═════ Data shown
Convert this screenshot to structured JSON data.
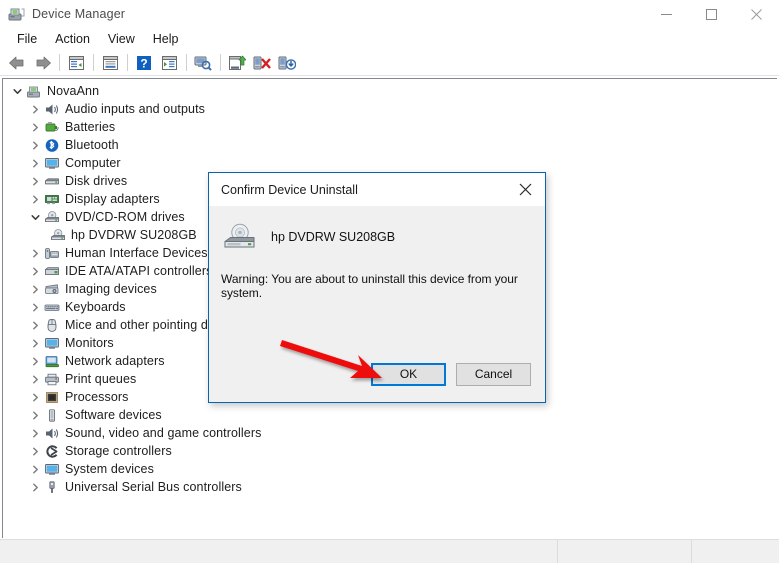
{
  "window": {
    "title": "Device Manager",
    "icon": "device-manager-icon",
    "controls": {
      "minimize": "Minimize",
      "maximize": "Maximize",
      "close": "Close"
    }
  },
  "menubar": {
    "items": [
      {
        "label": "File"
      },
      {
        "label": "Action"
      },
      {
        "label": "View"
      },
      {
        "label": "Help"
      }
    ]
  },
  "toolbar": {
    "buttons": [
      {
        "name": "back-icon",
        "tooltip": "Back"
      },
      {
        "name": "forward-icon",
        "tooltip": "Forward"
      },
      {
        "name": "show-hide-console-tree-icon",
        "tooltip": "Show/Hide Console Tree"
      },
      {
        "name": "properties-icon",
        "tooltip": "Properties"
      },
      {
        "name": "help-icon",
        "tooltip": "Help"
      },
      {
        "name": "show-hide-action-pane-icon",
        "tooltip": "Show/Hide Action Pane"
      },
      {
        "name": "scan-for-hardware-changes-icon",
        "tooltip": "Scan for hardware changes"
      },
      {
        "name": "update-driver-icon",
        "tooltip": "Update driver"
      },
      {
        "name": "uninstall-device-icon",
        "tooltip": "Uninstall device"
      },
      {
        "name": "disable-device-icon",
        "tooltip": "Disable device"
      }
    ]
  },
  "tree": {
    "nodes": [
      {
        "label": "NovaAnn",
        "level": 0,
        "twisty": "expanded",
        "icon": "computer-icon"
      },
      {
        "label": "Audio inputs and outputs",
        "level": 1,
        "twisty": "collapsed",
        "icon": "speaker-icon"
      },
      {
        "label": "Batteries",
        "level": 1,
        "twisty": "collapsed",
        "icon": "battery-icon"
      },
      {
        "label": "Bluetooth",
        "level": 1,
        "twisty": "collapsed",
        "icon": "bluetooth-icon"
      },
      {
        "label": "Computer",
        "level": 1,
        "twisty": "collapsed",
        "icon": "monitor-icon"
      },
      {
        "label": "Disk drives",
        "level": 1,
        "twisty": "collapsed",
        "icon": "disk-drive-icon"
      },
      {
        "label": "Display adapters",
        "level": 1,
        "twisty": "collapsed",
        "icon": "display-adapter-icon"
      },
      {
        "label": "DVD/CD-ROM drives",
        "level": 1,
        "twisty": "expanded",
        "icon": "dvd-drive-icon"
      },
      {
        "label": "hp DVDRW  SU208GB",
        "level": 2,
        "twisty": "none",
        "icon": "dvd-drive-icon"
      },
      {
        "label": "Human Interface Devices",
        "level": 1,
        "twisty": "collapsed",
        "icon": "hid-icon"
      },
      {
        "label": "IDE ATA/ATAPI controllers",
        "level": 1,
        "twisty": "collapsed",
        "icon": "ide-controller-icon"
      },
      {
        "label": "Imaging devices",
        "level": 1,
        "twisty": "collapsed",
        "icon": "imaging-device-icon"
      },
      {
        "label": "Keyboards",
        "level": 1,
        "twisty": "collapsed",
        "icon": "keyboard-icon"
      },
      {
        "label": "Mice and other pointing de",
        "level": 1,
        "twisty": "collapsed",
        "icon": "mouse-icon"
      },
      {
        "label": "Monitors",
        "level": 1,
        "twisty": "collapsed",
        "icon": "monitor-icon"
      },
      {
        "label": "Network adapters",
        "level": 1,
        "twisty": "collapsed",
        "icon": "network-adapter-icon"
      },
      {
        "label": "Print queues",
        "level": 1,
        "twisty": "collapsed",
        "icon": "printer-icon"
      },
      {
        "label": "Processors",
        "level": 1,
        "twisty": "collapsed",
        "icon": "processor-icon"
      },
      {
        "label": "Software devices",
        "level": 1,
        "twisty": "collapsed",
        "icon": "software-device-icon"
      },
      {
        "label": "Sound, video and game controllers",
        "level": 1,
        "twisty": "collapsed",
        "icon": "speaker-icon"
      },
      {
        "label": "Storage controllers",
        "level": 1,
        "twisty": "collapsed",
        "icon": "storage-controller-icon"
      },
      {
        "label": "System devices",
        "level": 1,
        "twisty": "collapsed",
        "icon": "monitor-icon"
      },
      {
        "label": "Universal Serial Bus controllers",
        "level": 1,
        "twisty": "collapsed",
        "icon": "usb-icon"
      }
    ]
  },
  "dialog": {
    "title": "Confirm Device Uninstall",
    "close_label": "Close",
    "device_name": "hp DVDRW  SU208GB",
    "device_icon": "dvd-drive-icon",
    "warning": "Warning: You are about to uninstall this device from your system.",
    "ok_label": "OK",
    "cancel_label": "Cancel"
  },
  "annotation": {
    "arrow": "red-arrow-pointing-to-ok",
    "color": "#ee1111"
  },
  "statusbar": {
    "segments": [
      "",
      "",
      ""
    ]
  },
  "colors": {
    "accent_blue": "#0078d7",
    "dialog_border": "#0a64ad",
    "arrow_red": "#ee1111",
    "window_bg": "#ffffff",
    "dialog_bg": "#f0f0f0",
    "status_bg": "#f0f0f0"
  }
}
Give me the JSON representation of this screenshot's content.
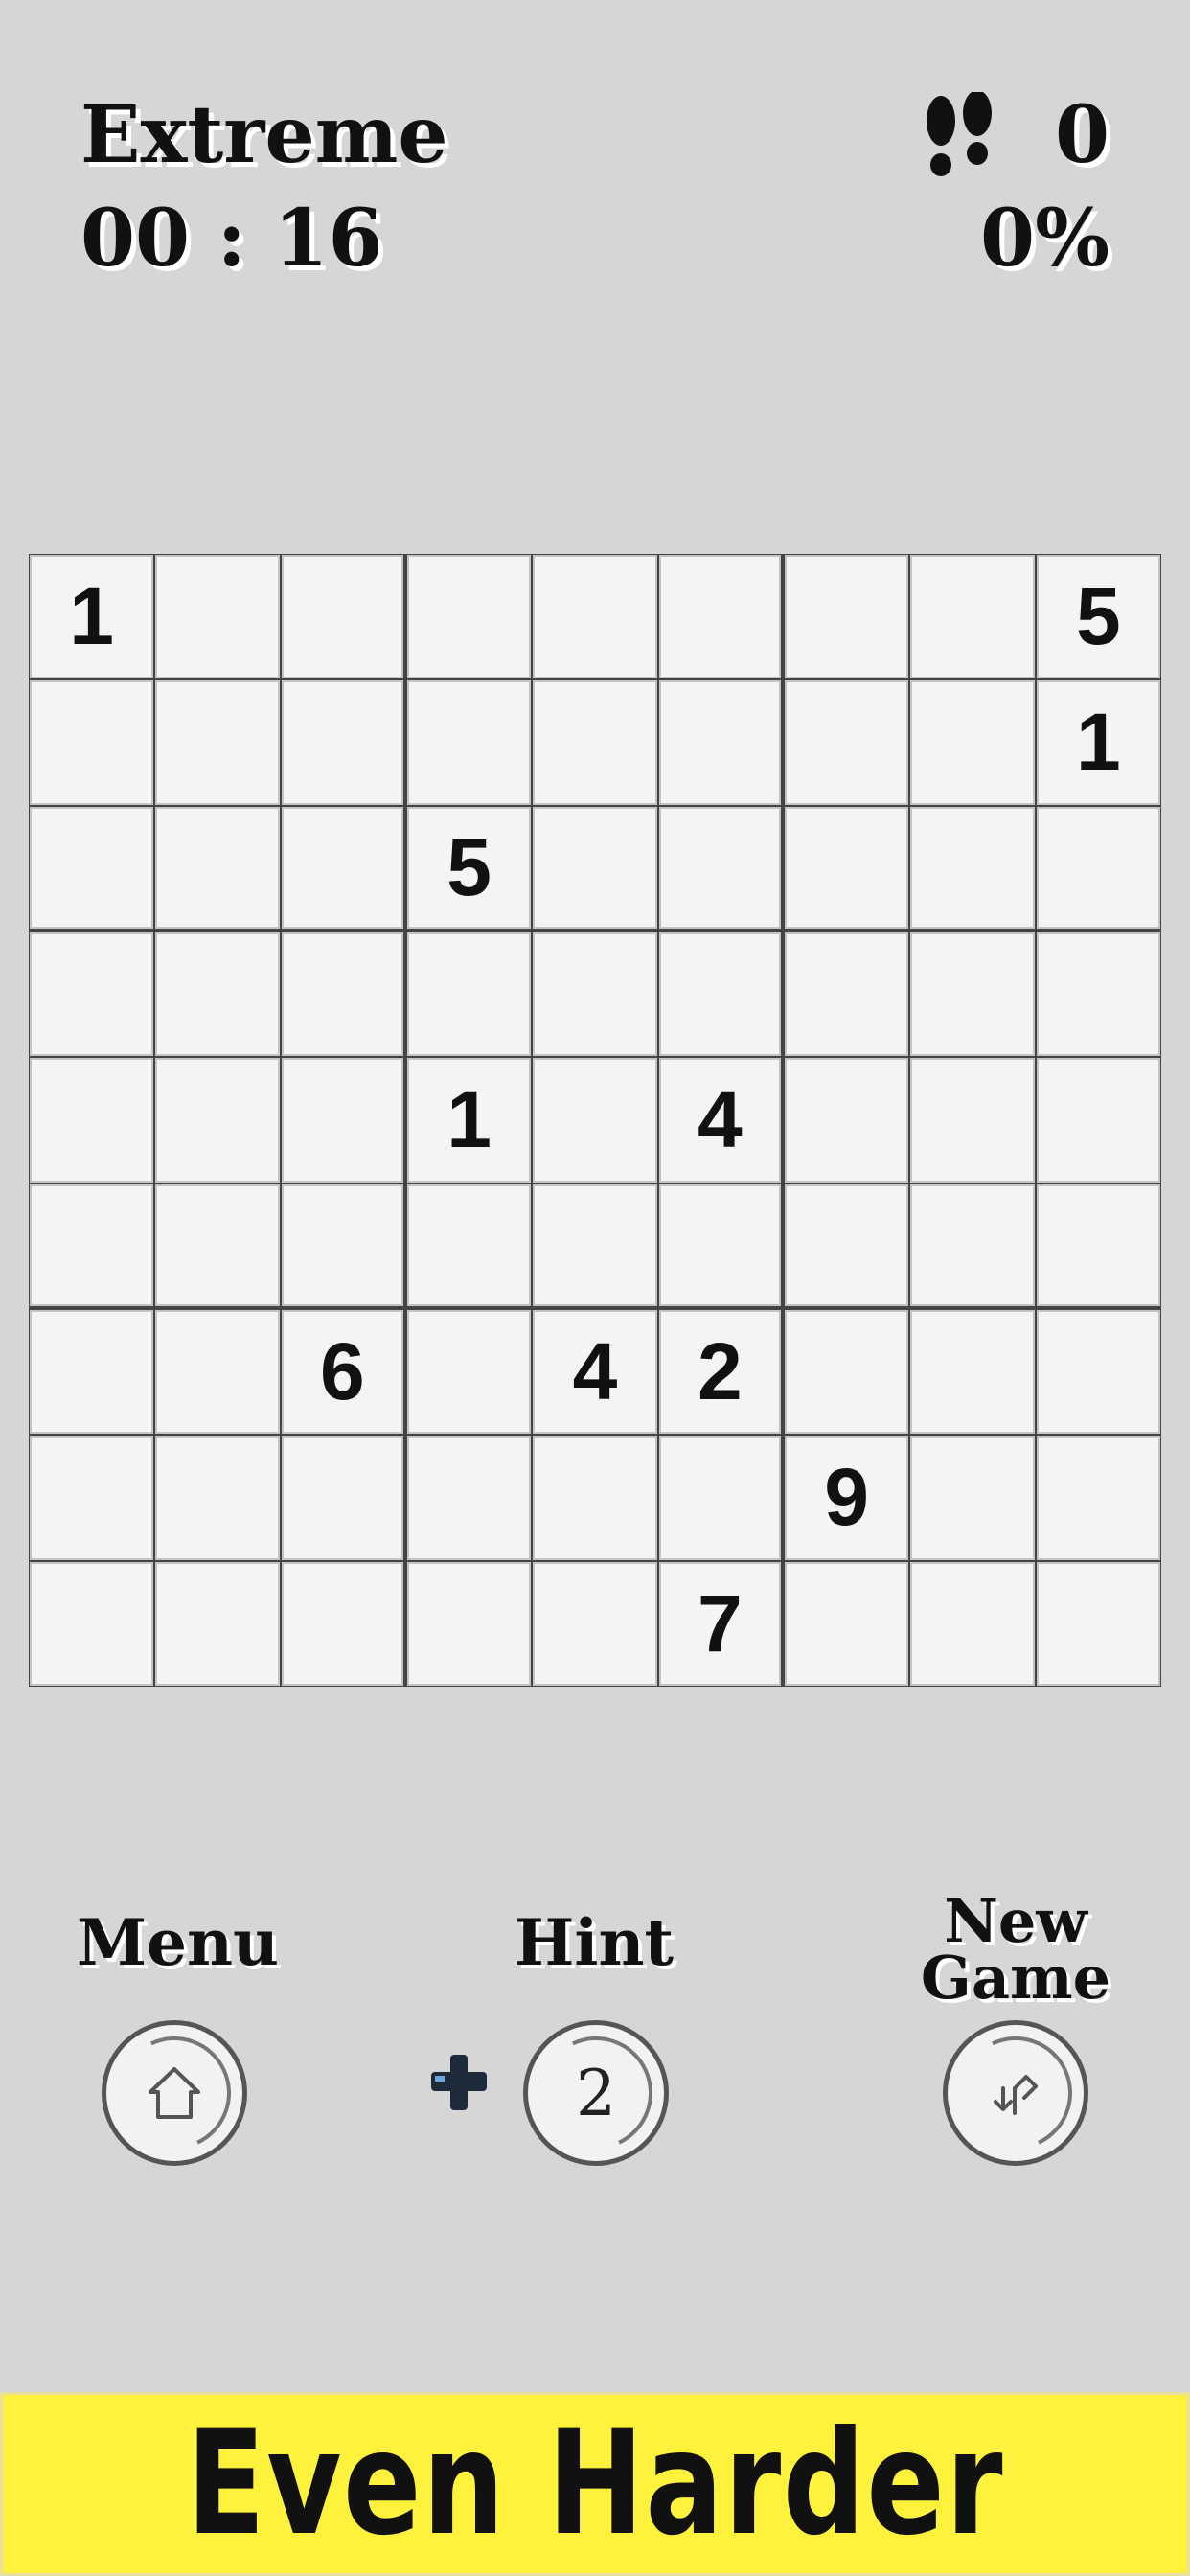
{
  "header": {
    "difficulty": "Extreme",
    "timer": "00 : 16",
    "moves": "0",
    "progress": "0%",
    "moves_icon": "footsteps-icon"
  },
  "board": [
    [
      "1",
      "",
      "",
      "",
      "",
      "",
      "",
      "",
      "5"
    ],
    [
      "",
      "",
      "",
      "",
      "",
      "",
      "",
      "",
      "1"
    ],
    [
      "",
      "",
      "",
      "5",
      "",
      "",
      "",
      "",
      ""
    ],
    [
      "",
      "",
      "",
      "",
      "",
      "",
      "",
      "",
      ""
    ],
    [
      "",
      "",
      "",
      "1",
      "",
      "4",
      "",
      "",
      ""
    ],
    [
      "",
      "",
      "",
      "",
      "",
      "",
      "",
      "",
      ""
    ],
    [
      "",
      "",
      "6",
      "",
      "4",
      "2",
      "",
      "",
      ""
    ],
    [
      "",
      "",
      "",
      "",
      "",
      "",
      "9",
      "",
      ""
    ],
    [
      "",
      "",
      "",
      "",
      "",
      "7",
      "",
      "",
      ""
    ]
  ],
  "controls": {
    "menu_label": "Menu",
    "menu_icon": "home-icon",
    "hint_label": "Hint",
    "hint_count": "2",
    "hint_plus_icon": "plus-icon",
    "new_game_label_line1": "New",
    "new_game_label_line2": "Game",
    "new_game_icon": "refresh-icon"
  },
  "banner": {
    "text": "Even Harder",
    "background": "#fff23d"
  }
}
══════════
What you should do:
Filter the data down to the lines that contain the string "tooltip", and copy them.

Solution to the problem:
        "tooltip": "Back"
        "tooltip": "Forward"
        "tooltip": "Show/Hide Console Tree"
        "tooltip": "Properties"
        "tooltip": "Help"
        "tooltip": "Show/Hide Action Pane"
        "tooltip": "Scan for hardware changes"
        "tooltip": "Update driver"
        "tooltip": "Uninstall device"
        "tooltip": "Disable device"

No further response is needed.